Another common method uses the same strategies that a virus uses to hijack a cell. When a virus infects a cell it inserts its own DNA into the host’s DNA. The basic process (there are actually a few different mechanisms) uses a restriction enzyme. This enzyme finds a specific DNA sequence and cuts the strand along that sequence, leaving an attachment site that another piece of DNA can stick to. The viral DNA has a matching attachment site so it can easily be incorporated into the host’s genome. The new genes contain the instructions for making copies of the virus, and the infected cell becomes a virus factory. If one were to replace the viral DNA with DNA that codes for a desired gene, then the virus becomes a very precisely targeted method for creating transgenic organisms (a scalpel to the gene gun’s shotgun). As you may have guessed, this method is a lot more expensive and more technically difficult than the gene gun, so both methods are still widely used.

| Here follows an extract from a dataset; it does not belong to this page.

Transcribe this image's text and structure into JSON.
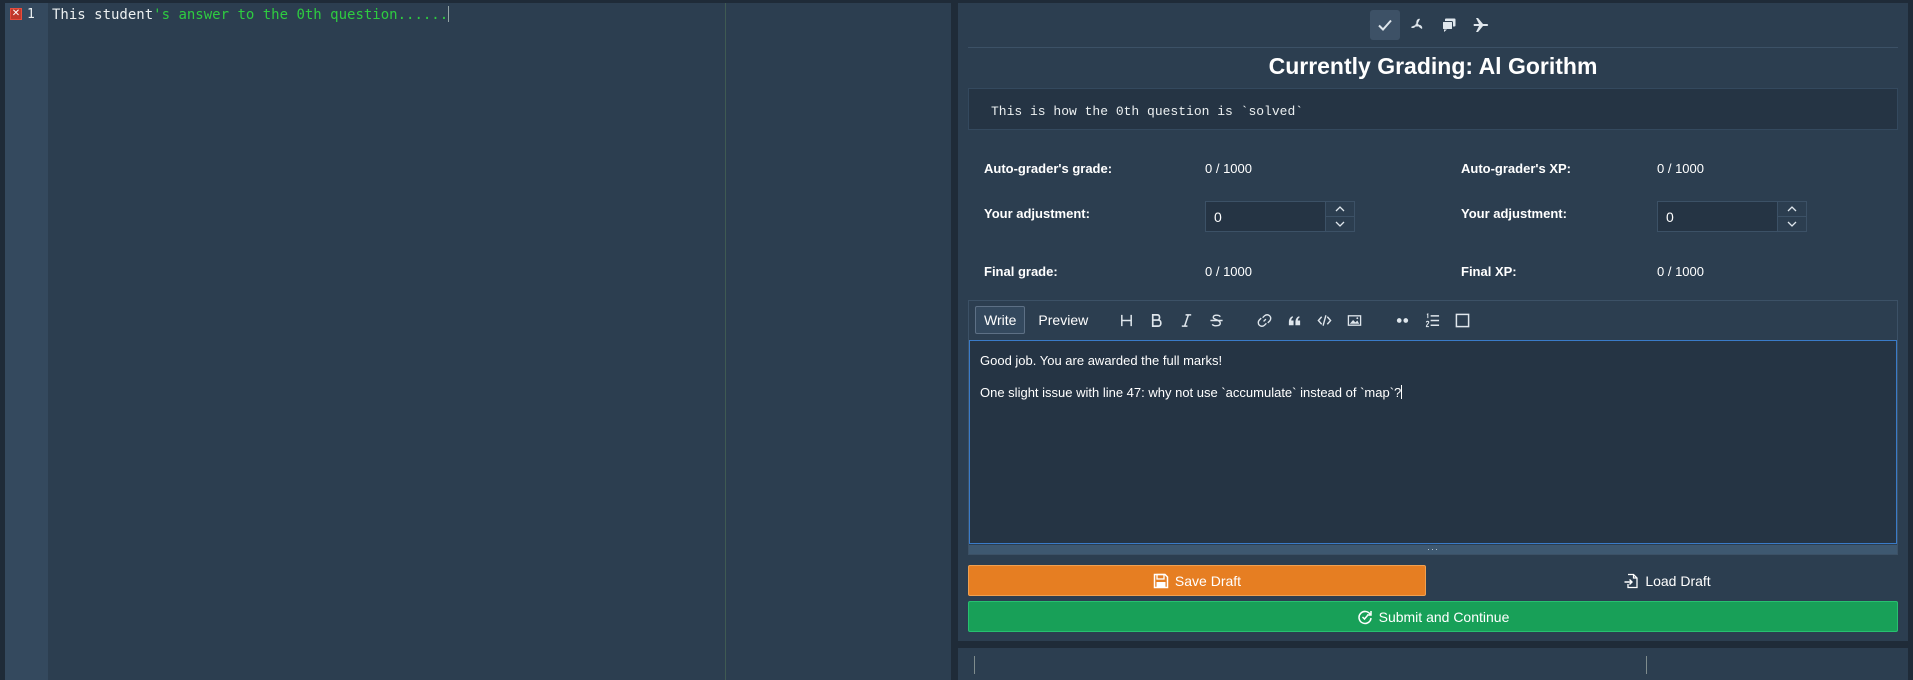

This list is by no means all-inclusive, and as time goes on, scientists will undoubtedly develop even more methods for altering the DNA of an organism. The thing to remember about any method of genetic modification is that it inserts one or more genes into the target organism. Genes are sequences of DNA that contain the information needed to produce proteins. Proteins are large molecules which can have a very wide range of functions in a cell. It’s hard to overstate just how many things in a cell are accomplished by proteins. They can be structural: giving a cell its shape (tubulin), or keeping strands of DNA neatly coiled (histones). They can be used as signals, and released by one cell to activate or deactivate functions in another cell. Insulin, for instance, is released by the pancreas and tells muscle and fat cells how to process and store blood sugar. Hemoglobin is the protein in our blood that carries oxygen from our lungs to wherever it is needed. Actin and myosin work together to produce our muscle movements. Some of the most common genes are the ones that produce enzymes. Enzymes are like molecular machines. They can break other molecules apart (like digestive enzymes) or combine them into new compounds. That’s why genetic modification is such a potentially powerful tool (and such a hotly debated subject). Just about everything that any cell can do comes from a protein that is encoded in a gene which is made of DNA.
Be sure to come back and read the next post in the series. I’ll be looking at some specific transgenic crops to see just what genetic modification can do.
Some further interesting reading for you.
- Genetic Science Learning Center. "The Evolution of Corn." Learn.Genetics 29 April 2015 http://learn.genetics.utah.edu/content/selection/corn/
- Gene Guns http://www.bio.davidson.edu/Courses/Molbio/MolStudents/spring2003/McDonald/Gene_gun.html
- Transformation Methods (University of Nebraska Lincoln) http://passel.unl.edu/pages/informationmodule.php?idinformationmodule=958077244&topicorder=1&maxto=7&minto=1